Bad Memory Considered Harmful

I’ve just spent several days (on and off) trying to get an old PIII box up and running as a file server. Now that 250G drives are down to about $80, there’s no reason anyone should be concerned about disk space anymore. Anyway, the computer kept locking (hard) whenever I tried to mkfs the disk, regardless of the filesystem.

I tried several different drives; different controllers; moving the drives around to different positions (master/slave); different kernels; different BIOS settings; and some other things—but every time the machine just locked on “Writing inode table…”

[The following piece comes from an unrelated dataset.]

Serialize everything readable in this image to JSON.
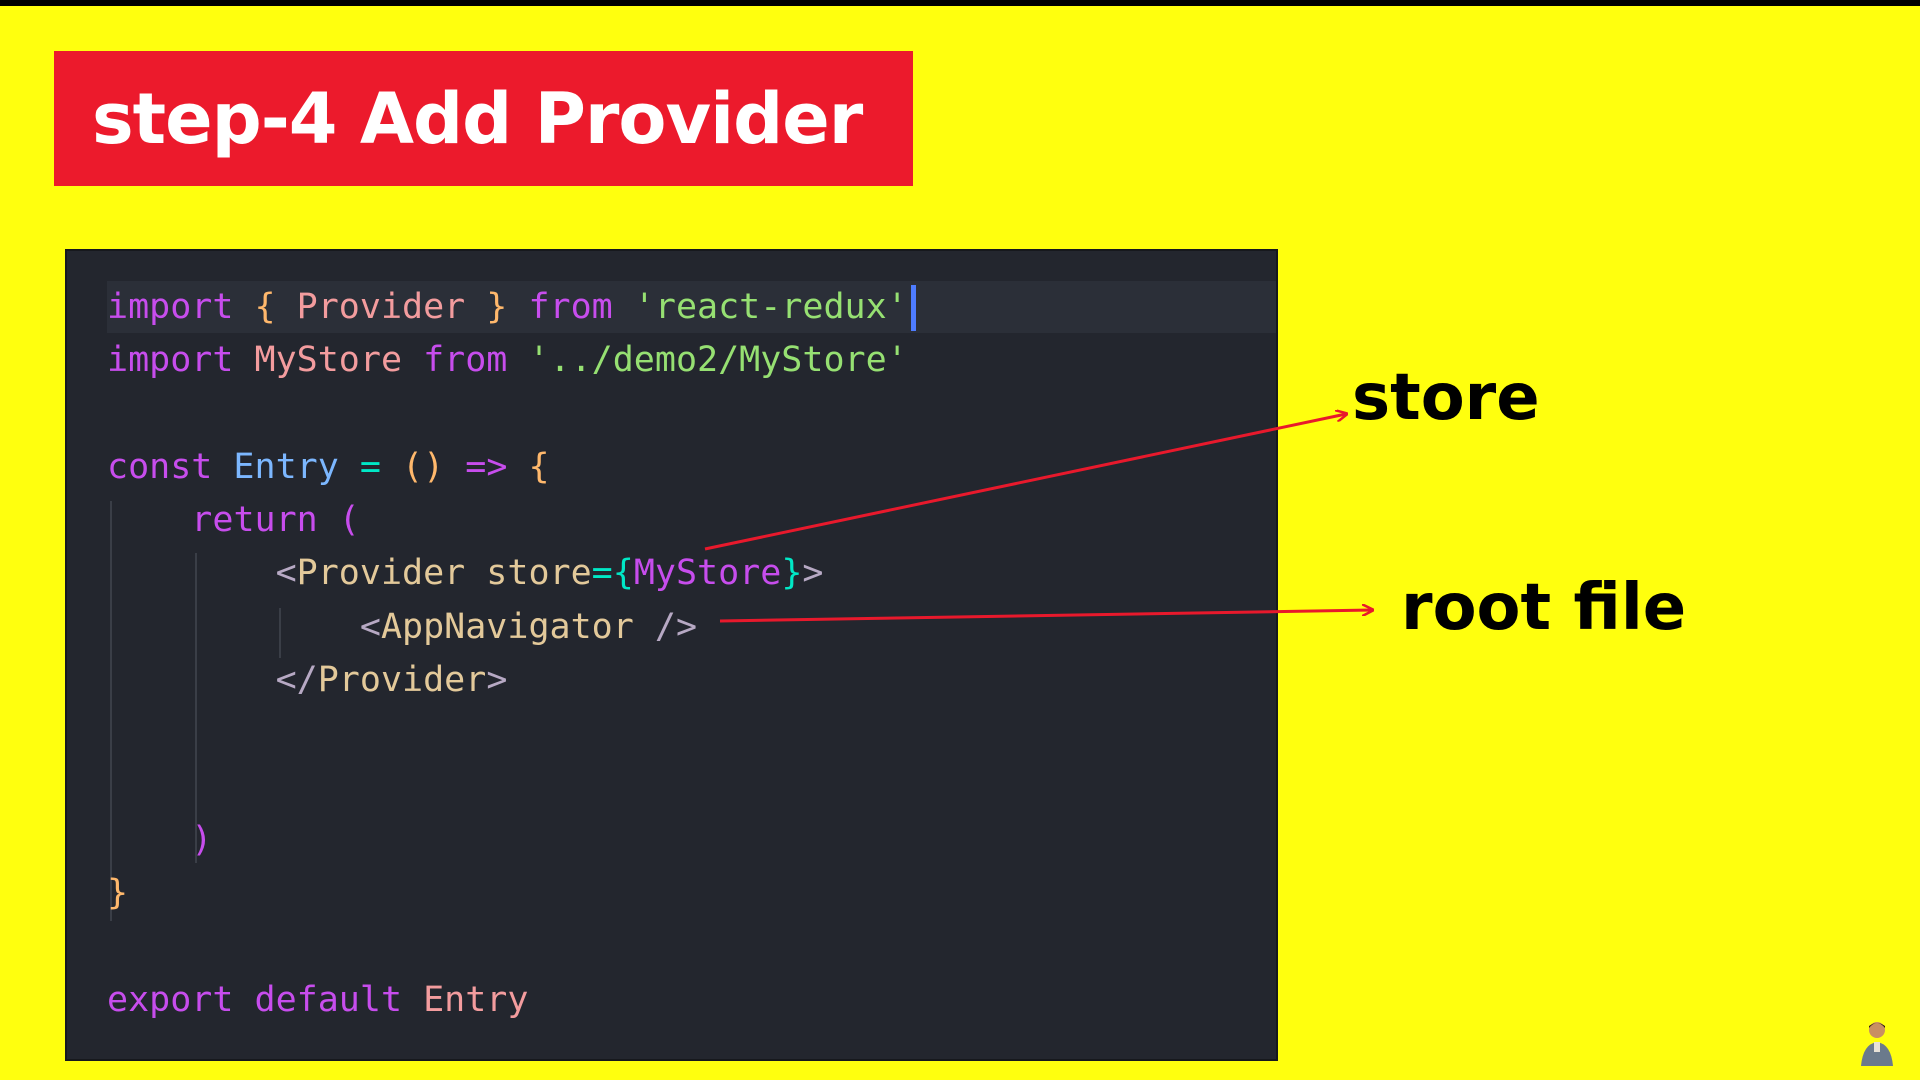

So, as a final straw, I decided to drop down to 128M RAM from 384M. Then it worked fine. Up to 256M—still fine. 384M—hard crash.

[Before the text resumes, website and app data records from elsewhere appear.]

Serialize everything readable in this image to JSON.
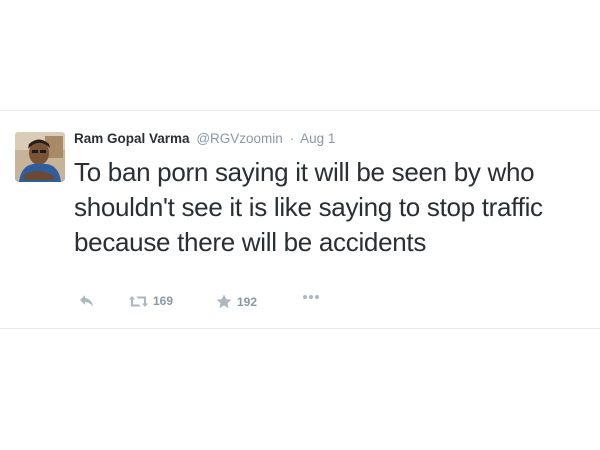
{
  "tweet": {
    "author_name": "Ram Gopal Varma",
    "handle": "@RGVzoomin",
    "separator": "·",
    "date": "Aug 1",
    "text": "To ban porn saying it will be seen by who shouldn't see it is like saying to stop traffic because there will be accidents",
    "retweet_count": "169",
    "favorite_count": "192"
  },
  "icons": {
    "reply": "reply-icon",
    "retweet": "retweet-icon",
    "favorite": "star-icon",
    "more": "more-dots-icon"
  },
  "colors": {
    "text": "#292f33",
    "muted": "#8899a6",
    "icon": "#aab8c2",
    "divider": "#e8ecee"
  }
}
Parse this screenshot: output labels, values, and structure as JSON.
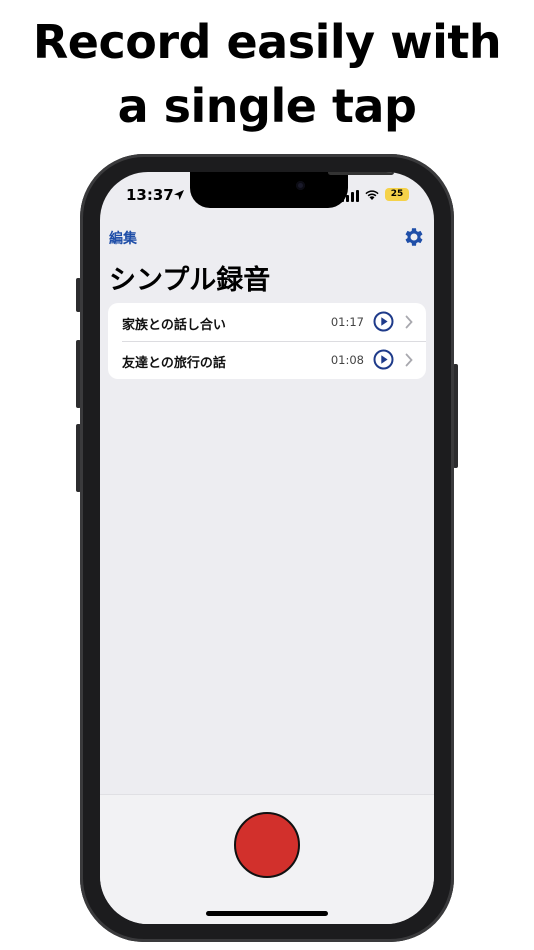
{
  "headline": {
    "line1": "Record easily with",
    "line2": "a single tap"
  },
  "status_bar": {
    "time": "13:37",
    "battery": "25"
  },
  "nav": {
    "edit_label": "編集",
    "settings_icon": "gear-icon"
  },
  "page": {
    "title": "シンプル録音"
  },
  "recordings": [
    {
      "title": "家族との話し合い",
      "duration": "01:17"
    },
    {
      "title": "友達との旅行の話",
      "duration": "01:08"
    }
  ],
  "colors": {
    "accent": "#1f4ea8",
    "record": "#d2302c",
    "background": "#ededf1"
  }
}
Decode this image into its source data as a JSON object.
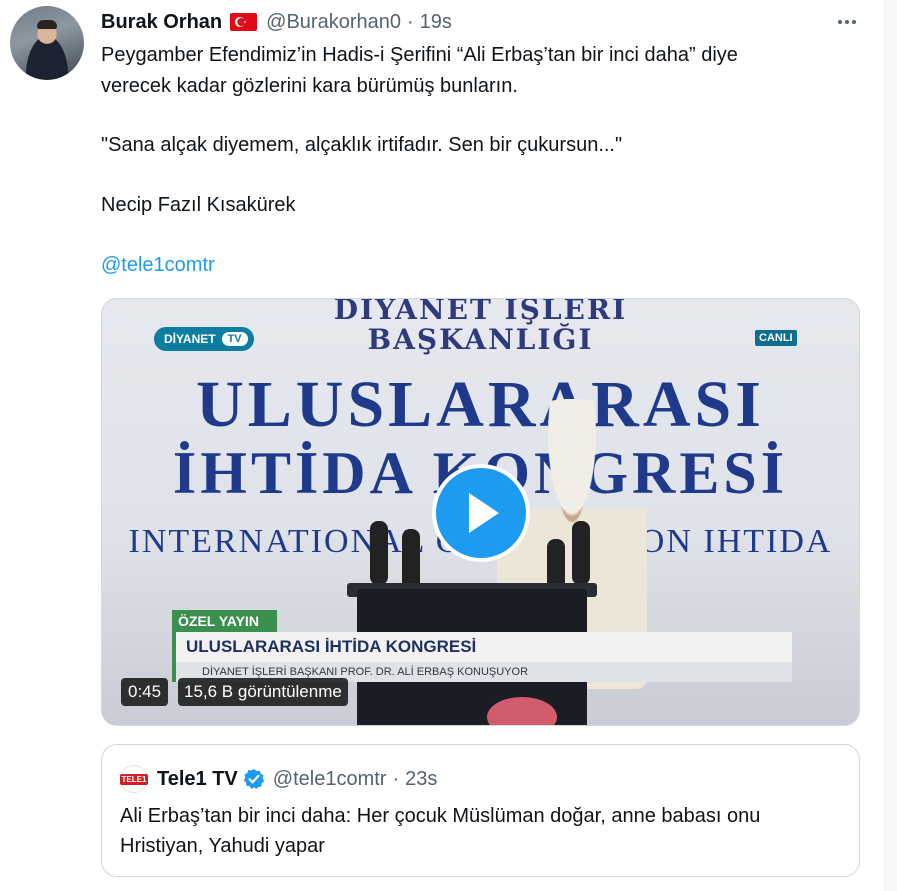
{
  "tweet": {
    "author_name": "Burak Orhan",
    "author_handle": "@Burakorhan0",
    "separator": "·",
    "time": "19s",
    "lines": [
      "Peygamber Efendimiz’in Hadis-i Şerifini “Ali Erbaş’tan bir inci daha” diye",
      "verecek kadar gözlerini kara bürümüş bunların.",
      "\"Sana alçak diyemem, alçaklık irtifadır. Sen bir çukursun...\"",
      "Necip Fazıl Kısakürek"
    ],
    "mention": "@tele1comtr"
  },
  "video": {
    "duration": "0:45",
    "views": "15,6 B görüntülenme",
    "frame": {
      "header1": "DİYANET İŞLERİ",
      "header2": "BAŞKANLIĞI",
      "big1": "ULUSLARARASI",
      "big2": "İHTİDA KONGRESİ",
      "intl": "INTERNATIONAL CONGRESS ON IHTIDA",
      "channel_logo": "DİYANET",
      "channel_tv": "TV",
      "live": "CANLI",
      "banner_tag": "ÖZEL YAYIN",
      "banner_main": "ULUSLARARASI İHTİDA KONGRESİ",
      "banner_sub": "DİYANET İŞLERİ BAŞKANI PROF. DR. ALİ ERBAŞ KONUŞUYOR"
    }
  },
  "quote": {
    "avatar_text": "TELE1",
    "name": "Tele1 TV",
    "handle": "@tele1comtr",
    "separator": "·",
    "time": "23s",
    "lines": [
      "Ali Erbaş’tan bir inci daha: Her çocuk Müslüman doğar, anne babası onu",
      "Hristiyan, Yahudi yapar"
    ]
  },
  "colors": {
    "accent": "#1d9bf0",
    "secondary_text": "#536471",
    "primary_text": "#0f1419",
    "border": "#cfd9de"
  },
  "icons": {
    "more": "more-horizontal-icon",
    "flag": "turkey-flag-icon",
    "verified": "verified-badge-icon",
    "play": "play-icon"
  }
}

Problem solved.

I hate this kind of thing, though. It’s painful manipulating the insides of these old boxes, and there’s precious little feedback about what’s going wrong. Maybe a more wizened hacker than I would have thought to check the memory first, but everything else appeared to be working fine which isn’t usually the case when you’ve got bad memory.

An old friend of mine called this kind of experience “tuition.” It costs a lot, but in the end you learn your lesson.